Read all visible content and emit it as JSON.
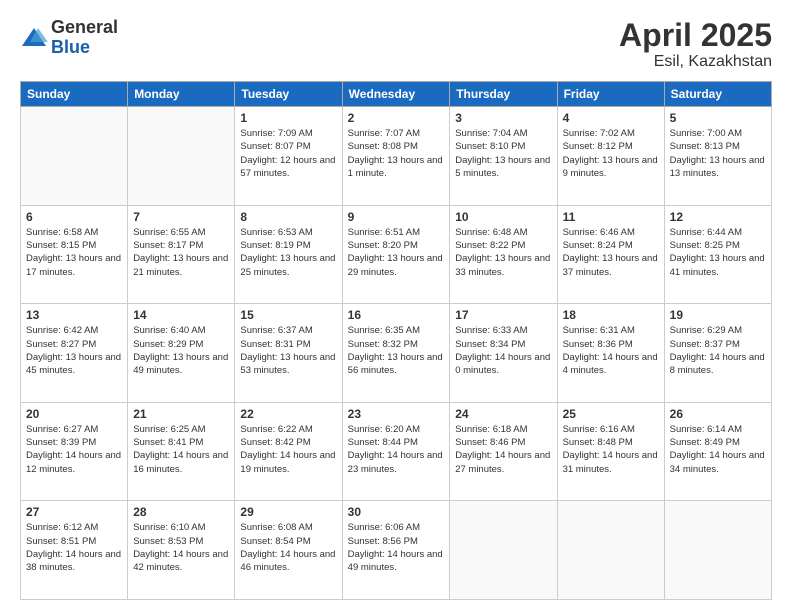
{
  "logo": {
    "general": "General",
    "blue": "Blue"
  },
  "header": {
    "title": "April 2025",
    "subtitle": "Esil, Kazakhstan"
  },
  "weekdays": [
    "Sunday",
    "Monday",
    "Tuesday",
    "Wednesday",
    "Thursday",
    "Friday",
    "Saturday"
  ],
  "weeks": [
    [
      {
        "day": null
      },
      {
        "day": null
      },
      {
        "day": "1",
        "sunrise": "Sunrise: 7:09 AM",
        "sunset": "Sunset: 8:07 PM",
        "daylight": "Daylight: 12 hours and 57 minutes."
      },
      {
        "day": "2",
        "sunrise": "Sunrise: 7:07 AM",
        "sunset": "Sunset: 8:08 PM",
        "daylight": "Daylight: 13 hours and 1 minute."
      },
      {
        "day": "3",
        "sunrise": "Sunrise: 7:04 AM",
        "sunset": "Sunset: 8:10 PM",
        "daylight": "Daylight: 13 hours and 5 minutes."
      },
      {
        "day": "4",
        "sunrise": "Sunrise: 7:02 AM",
        "sunset": "Sunset: 8:12 PM",
        "daylight": "Daylight: 13 hours and 9 minutes."
      },
      {
        "day": "5",
        "sunrise": "Sunrise: 7:00 AM",
        "sunset": "Sunset: 8:13 PM",
        "daylight": "Daylight: 13 hours and 13 minutes."
      }
    ],
    [
      {
        "day": "6",
        "sunrise": "Sunrise: 6:58 AM",
        "sunset": "Sunset: 8:15 PM",
        "daylight": "Daylight: 13 hours and 17 minutes."
      },
      {
        "day": "7",
        "sunrise": "Sunrise: 6:55 AM",
        "sunset": "Sunset: 8:17 PM",
        "daylight": "Daylight: 13 hours and 21 minutes."
      },
      {
        "day": "8",
        "sunrise": "Sunrise: 6:53 AM",
        "sunset": "Sunset: 8:19 PM",
        "daylight": "Daylight: 13 hours and 25 minutes."
      },
      {
        "day": "9",
        "sunrise": "Sunrise: 6:51 AM",
        "sunset": "Sunset: 8:20 PM",
        "daylight": "Daylight: 13 hours and 29 minutes."
      },
      {
        "day": "10",
        "sunrise": "Sunrise: 6:48 AM",
        "sunset": "Sunset: 8:22 PM",
        "daylight": "Daylight: 13 hours and 33 minutes."
      },
      {
        "day": "11",
        "sunrise": "Sunrise: 6:46 AM",
        "sunset": "Sunset: 8:24 PM",
        "daylight": "Daylight: 13 hours and 37 minutes."
      },
      {
        "day": "12",
        "sunrise": "Sunrise: 6:44 AM",
        "sunset": "Sunset: 8:25 PM",
        "daylight": "Daylight: 13 hours and 41 minutes."
      }
    ],
    [
      {
        "day": "13",
        "sunrise": "Sunrise: 6:42 AM",
        "sunset": "Sunset: 8:27 PM",
        "daylight": "Daylight: 13 hours and 45 minutes."
      },
      {
        "day": "14",
        "sunrise": "Sunrise: 6:40 AM",
        "sunset": "Sunset: 8:29 PM",
        "daylight": "Daylight: 13 hours and 49 minutes."
      },
      {
        "day": "15",
        "sunrise": "Sunrise: 6:37 AM",
        "sunset": "Sunset: 8:31 PM",
        "daylight": "Daylight: 13 hours and 53 minutes."
      },
      {
        "day": "16",
        "sunrise": "Sunrise: 6:35 AM",
        "sunset": "Sunset: 8:32 PM",
        "daylight": "Daylight: 13 hours and 56 minutes."
      },
      {
        "day": "17",
        "sunrise": "Sunrise: 6:33 AM",
        "sunset": "Sunset: 8:34 PM",
        "daylight": "Daylight: 14 hours and 0 minutes."
      },
      {
        "day": "18",
        "sunrise": "Sunrise: 6:31 AM",
        "sunset": "Sunset: 8:36 PM",
        "daylight": "Daylight: 14 hours and 4 minutes."
      },
      {
        "day": "19",
        "sunrise": "Sunrise: 6:29 AM",
        "sunset": "Sunset: 8:37 PM",
        "daylight": "Daylight: 14 hours and 8 minutes."
      }
    ],
    [
      {
        "day": "20",
        "sunrise": "Sunrise: 6:27 AM",
        "sunset": "Sunset: 8:39 PM",
        "daylight": "Daylight: 14 hours and 12 minutes."
      },
      {
        "day": "21",
        "sunrise": "Sunrise: 6:25 AM",
        "sunset": "Sunset: 8:41 PM",
        "daylight": "Daylight: 14 hours and 16 minutes."
      },
      {
        "day": "22",
        "sunrise": "Sunrise: 6:22 AM",
        "sunset": "Sunset: 8:42 PM",
        "daylight": "Daylight: 14 hours and 19 minutes."
      },
      {
        "day": "23",
        "sunrise": "Sunrise: 6:20 AM",
        "sunset": "Sunset: 8:44 PM",
        "daylight": "Daylight: 14 hours and 23 minutes."
      },
      {
        "day": "24",
        "sunrise": "Sunrise: 6:18 AM",
        "sunset": "Sunset: 8:46 PM",
        "daylight": "Daylight: 14 hours and 27 minutes."
      },
      {
        "day": "25",
        "sunrise": "Sunrise: 6:16 AM",
        "sunset": "Sunset: 8:48 PM",
        "daylight": "Daylight: 14 hours and 31 minutes."
      },
      {
        "day": "26",
        "sunrise": "Sunrise: 6:14 AM",
        "sunset": "Sunset: 8:49 PM",
        "daylight": "Daylight: 14 hours and 34 minutes."
      }
    ],
    [
      {
        "day": "27",
        "sunrise": "Sunrise: 6:12 AM",
        "sunset": "Sunset: 8:51 PM",
        "daylight": "Daylight: 14 hours and 38 minutes."
      },
      {
        "day": "28",
        "sunrise": "Sunrise: 6:10 AM",
        "sunset": "Sunset: 8:53 PM",
        "daylight": "Daylight: 14 hours and 42 minutes."
      },
      {
        "day": "29",
        "sunrise": "Sunrise: 6:08 AM",
        "sunset": "Sunset: 8:54 PM",
        "daylight": "Daylight: 14 hours and 46 minutes."
      },
      {
        "day": "30",
        "sunrise": "Sunrise: 6:06 AM",
        "sunset": "Sunset: 8:56 PM",
        "daylight": "Daylight: 14 hours and 49 minutes."
      },
      {
        "day": null
      },
      {
        "day": null
      },
      {
        "day": null
      }
    ]
  ]
}
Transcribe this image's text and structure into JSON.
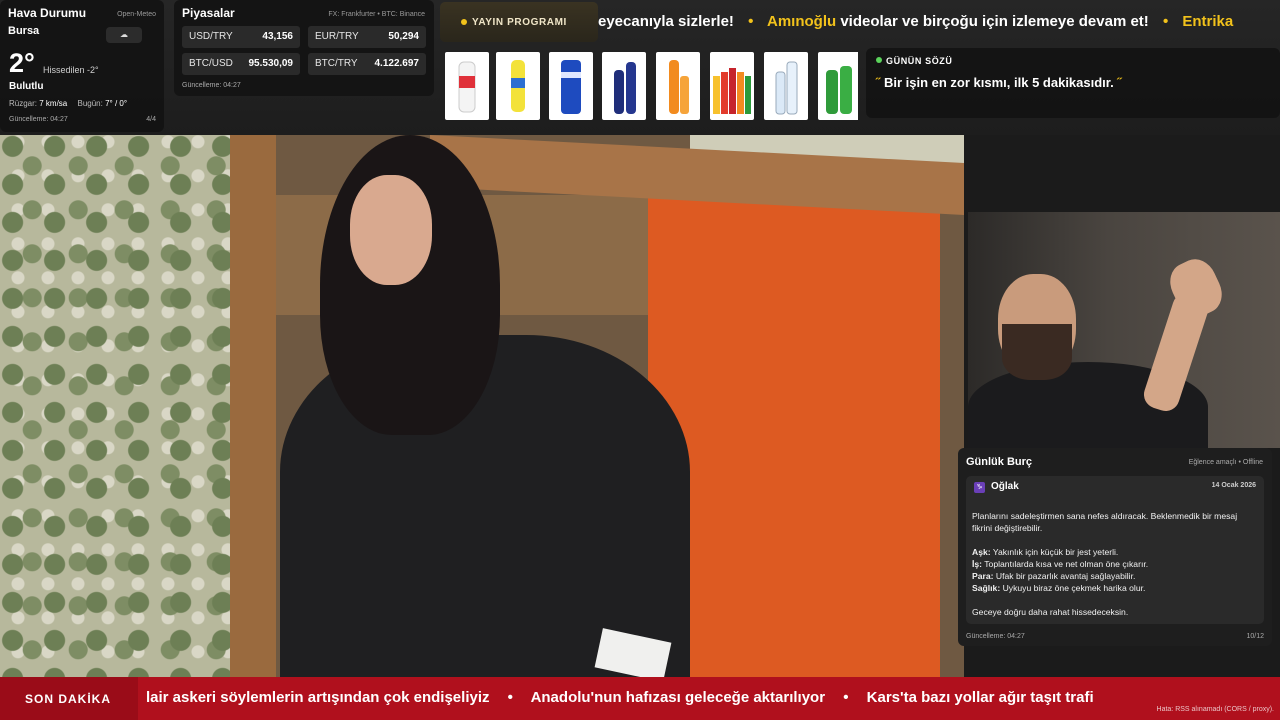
{
  "weather": {
    "title": "Hava Durumu",
    "source": "Open-Meteo",
    "city": "Bursa",
    "condition_icon": "cloud-icon",
    "temperature": "2°",
    "feels_like": "Hissedilen -2°",
    "description": "Bulutlu",
    "wind_label": "Rüzgar:",
    "wind_value": "7 km/sa",
    "today_label": "Bugün:",
    "today_value": "7° / 0°",
    "updated": "Güncelleme: 04:27",
    "page": "4/4"
  },
  "markets": {
    "title": "Piyasalar",
    "source": "FX: Frankfurter • BTC: Binance",
    "items": [
      {
        "key": "USD/TRY",
        "value": "43,156"
      },
      {
        "key": "EUR/TRY",
        "value": "50,294"
      },
      {
        "key": "BTC/USD",
        "value": "95.530,09"
      },
      {
        "key": "BTC/TRY",
        "value": "4.122.697"
      }
    ],
    "updated": "Güncelleme: 04:27"
  },
  "program_button": {
    "label": "YAYIN PROGRAMI"
  },
  "top_ticker": {
    "segments": [
      {
        "text": "eyecanıyla sizlerle!",
        "highlight": false
      },
      {
        "text": "Amınoğlu",
        "highlight": true
      },
      {
        "text": " videolar ve birçoğu için izlemeye devam et!",
        "highlight": false
      },
      {
        "text": "Entrika",
        "highlight": true
      }
    ]
  },
  "quote": {
    "heading": "GÜNÜN SÖZÜ",
    "open_mark": "˝",
    "text": "Bir işin en zor kısmı, ilk 5 dakikasıdır.",
    "close_mark": "˝"
  },
  "products": [
    "white",
    "yellow",
    "blue",
    "navy",
    "orange",
    "multi",
    "clear",
    "green"
  ],
  "horoscope": {
    "title": "Günlük Burç",
    "mode": "Eğlence amaçlı • Offline",
    "sign_symbol": "♑",
    "sign": "Oğlak",
    "date": "14 Ocak 2026",
    "intro": "Planlarını sadeleştirmen sana nefes aldıracak. Beklenmedik bir mesaj fikrini değiştirebilir.",
    "lines": [
      {
        "label": "Aşk:",
        "text": "Yakınlık için küçük bir jest yeterli."
      },
      {
        "label": "İş:",
        "text": "Toplantılarda kısa ve net olman öne çıkarır."
      },
      {
        "label": "Para:",
        "text": "Ufak bir pazarlık avantaj sağlayabilir."
      },
      {
        "label": "Sağlık:",
        "text": "Uykuyu biraz öne çekmek harika olur."
      }
    ],
    "outro": "Geceye doğru daha rahat hissedeceksin.",
    "updated": "Güncelleme: 04:27",
    "page": "10/12"
  },
  "breaking": {
    "badge": "SON DAKİKA",
    "items": [
      "lair askeri söylemlerin artışından çok endişeliyiz",
      "Anadolu'nun hafızası geleceğe aktarılıyor",
      "Kars'ta bazı yollar ağır taşıt trafi"
    ],
    "error_note": "Hata: RSS alınamadı (CORS / proxy)."
  },
  "colors": {
    "accent_yellow": "#f2c21b",
    "breaking_red": "#b0101d",
    "live_green": "#5bd35b"
  }
}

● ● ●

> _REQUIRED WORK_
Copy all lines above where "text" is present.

> _OUTPUT BELOW_
Transcribe this image's text and structure into JSON.
        "text": "eyecanıyla sizlerle!",
        "text": "Amınoğlu",
        "text": " videolar ve birçoğu için izlemeye devam et!",
        "text": "Entrika",
    "text": "Bir işin en zor kısmı, ilk 5 dakikasıdır.",
        "text": "Yakınlık için küçük bir jest yeterli."
        "text": "Toplantılarda kısa ve net olman öne çıkarır."
        "text": "Ufak bir pazarlık avantaj sağlayabilir."
        "text": "Uykuyu biraz öne çekmek harika olur."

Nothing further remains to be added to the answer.